= Beginning of Section =

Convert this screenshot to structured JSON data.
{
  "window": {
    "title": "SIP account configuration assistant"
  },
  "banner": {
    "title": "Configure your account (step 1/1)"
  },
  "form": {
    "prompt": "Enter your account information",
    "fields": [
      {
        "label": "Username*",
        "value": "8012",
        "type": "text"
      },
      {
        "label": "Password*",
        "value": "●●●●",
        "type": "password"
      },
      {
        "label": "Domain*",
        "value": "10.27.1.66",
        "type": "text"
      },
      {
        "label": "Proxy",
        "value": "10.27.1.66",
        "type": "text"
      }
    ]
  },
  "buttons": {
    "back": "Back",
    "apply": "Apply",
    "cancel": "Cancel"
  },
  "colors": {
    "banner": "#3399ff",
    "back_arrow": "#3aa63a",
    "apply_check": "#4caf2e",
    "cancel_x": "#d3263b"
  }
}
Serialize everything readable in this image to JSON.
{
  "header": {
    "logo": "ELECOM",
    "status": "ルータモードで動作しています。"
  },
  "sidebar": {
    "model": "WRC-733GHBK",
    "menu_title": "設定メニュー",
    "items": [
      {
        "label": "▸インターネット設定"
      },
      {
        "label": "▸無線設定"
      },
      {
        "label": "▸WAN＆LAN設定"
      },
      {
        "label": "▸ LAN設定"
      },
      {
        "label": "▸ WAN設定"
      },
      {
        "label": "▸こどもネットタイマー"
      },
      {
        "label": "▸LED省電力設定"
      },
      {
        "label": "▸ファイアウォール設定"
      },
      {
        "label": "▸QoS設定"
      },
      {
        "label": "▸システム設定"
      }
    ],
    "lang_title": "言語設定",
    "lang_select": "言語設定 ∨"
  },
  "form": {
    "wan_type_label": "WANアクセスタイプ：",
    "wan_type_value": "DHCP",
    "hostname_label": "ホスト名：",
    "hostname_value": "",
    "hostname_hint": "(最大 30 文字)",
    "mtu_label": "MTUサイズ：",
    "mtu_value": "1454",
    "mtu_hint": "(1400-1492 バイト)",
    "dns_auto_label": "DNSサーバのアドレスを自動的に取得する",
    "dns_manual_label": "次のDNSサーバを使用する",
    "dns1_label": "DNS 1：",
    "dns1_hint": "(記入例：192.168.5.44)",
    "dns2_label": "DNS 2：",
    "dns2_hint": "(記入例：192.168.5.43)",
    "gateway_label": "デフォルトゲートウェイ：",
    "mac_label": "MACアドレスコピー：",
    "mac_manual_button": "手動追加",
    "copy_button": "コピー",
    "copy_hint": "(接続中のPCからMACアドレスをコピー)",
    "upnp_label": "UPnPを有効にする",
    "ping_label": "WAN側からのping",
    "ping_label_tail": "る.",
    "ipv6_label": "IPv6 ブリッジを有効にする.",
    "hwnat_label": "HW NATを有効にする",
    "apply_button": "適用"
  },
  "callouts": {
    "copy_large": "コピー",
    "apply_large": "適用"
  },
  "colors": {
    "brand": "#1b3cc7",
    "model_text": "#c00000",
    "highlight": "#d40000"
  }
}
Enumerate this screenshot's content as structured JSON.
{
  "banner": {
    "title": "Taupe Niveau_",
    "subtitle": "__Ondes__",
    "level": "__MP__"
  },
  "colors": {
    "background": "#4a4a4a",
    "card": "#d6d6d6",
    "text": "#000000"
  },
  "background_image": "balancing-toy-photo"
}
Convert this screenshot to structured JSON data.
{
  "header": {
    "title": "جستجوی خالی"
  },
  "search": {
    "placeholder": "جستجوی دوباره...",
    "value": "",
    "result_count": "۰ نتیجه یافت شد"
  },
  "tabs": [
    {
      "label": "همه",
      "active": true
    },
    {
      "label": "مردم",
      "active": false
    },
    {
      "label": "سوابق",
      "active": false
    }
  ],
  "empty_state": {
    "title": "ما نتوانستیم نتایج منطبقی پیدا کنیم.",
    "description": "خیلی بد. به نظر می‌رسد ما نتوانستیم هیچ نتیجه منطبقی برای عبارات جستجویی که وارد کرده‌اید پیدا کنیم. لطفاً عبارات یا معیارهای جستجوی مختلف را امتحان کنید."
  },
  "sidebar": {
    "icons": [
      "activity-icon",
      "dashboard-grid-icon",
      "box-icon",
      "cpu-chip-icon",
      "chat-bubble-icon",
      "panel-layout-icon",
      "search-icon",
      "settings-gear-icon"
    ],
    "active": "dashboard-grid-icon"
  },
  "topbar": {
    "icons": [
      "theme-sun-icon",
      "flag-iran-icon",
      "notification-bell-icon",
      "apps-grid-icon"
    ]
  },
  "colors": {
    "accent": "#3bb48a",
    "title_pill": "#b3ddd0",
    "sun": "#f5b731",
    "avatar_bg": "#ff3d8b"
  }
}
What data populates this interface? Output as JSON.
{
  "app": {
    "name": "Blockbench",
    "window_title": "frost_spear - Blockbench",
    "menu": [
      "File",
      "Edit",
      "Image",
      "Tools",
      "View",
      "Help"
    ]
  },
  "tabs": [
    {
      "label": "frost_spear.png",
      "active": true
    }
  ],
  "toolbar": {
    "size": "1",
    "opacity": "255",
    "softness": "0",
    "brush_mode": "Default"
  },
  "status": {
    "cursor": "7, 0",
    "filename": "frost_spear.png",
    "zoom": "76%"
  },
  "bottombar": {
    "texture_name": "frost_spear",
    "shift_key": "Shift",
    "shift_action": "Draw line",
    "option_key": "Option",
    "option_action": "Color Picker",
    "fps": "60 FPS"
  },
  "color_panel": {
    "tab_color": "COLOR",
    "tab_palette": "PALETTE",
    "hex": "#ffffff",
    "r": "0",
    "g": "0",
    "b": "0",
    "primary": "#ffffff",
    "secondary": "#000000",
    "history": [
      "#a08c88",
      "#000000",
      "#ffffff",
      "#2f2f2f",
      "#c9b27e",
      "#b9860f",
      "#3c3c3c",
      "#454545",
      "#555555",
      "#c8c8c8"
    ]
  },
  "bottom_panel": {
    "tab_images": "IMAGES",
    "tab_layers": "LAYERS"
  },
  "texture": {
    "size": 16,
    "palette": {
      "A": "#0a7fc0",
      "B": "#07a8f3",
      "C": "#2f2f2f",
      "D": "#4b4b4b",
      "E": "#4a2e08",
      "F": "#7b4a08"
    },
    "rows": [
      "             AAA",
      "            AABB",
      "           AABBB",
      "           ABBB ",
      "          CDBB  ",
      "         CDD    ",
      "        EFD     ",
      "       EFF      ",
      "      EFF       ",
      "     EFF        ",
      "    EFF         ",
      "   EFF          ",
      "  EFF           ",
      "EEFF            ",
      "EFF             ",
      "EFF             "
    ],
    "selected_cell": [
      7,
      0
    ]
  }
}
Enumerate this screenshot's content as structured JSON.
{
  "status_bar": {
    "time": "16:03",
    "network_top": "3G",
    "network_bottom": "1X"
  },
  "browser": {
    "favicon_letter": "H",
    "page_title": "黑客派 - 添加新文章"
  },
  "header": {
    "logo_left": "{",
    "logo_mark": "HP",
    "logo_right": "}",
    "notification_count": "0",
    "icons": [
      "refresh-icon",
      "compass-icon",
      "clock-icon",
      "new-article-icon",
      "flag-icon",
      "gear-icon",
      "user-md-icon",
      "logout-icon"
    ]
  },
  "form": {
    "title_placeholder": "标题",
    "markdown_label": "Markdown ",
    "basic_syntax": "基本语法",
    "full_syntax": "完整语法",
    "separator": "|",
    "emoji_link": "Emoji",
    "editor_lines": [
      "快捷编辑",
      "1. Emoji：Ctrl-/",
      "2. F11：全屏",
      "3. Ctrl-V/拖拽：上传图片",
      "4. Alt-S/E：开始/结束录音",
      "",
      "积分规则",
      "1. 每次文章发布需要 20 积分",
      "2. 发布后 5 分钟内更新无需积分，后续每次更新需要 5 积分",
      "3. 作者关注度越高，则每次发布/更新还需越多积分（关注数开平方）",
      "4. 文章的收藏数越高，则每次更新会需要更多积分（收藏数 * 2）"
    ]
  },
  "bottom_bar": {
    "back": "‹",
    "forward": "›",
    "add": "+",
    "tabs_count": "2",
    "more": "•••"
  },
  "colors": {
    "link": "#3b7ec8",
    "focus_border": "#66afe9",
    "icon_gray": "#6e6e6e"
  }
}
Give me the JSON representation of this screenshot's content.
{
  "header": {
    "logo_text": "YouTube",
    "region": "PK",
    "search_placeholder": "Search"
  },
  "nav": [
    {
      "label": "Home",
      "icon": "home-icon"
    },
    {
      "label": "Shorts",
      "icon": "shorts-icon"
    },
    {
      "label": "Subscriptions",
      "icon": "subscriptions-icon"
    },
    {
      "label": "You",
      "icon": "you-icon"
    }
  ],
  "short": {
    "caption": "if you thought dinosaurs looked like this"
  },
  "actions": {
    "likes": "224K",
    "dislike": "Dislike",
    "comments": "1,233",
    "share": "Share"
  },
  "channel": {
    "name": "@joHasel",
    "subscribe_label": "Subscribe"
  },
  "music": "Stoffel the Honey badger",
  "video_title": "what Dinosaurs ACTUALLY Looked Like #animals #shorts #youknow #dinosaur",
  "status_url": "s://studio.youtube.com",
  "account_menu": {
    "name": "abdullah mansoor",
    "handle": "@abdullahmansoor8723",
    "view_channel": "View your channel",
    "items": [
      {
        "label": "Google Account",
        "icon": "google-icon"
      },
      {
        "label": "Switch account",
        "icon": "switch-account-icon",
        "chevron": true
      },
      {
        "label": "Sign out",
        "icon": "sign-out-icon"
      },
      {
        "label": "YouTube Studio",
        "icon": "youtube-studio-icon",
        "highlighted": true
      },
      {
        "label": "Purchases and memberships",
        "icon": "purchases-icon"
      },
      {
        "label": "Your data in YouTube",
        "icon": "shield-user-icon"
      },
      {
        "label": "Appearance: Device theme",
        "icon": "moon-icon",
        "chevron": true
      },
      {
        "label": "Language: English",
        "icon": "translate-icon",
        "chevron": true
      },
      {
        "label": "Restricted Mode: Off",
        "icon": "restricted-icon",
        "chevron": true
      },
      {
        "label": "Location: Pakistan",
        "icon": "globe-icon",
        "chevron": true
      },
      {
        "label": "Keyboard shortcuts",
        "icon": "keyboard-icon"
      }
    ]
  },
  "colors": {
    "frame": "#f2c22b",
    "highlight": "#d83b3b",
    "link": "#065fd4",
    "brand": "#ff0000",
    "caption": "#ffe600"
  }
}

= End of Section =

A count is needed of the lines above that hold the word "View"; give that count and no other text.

- _ANSWER SPACE_: 2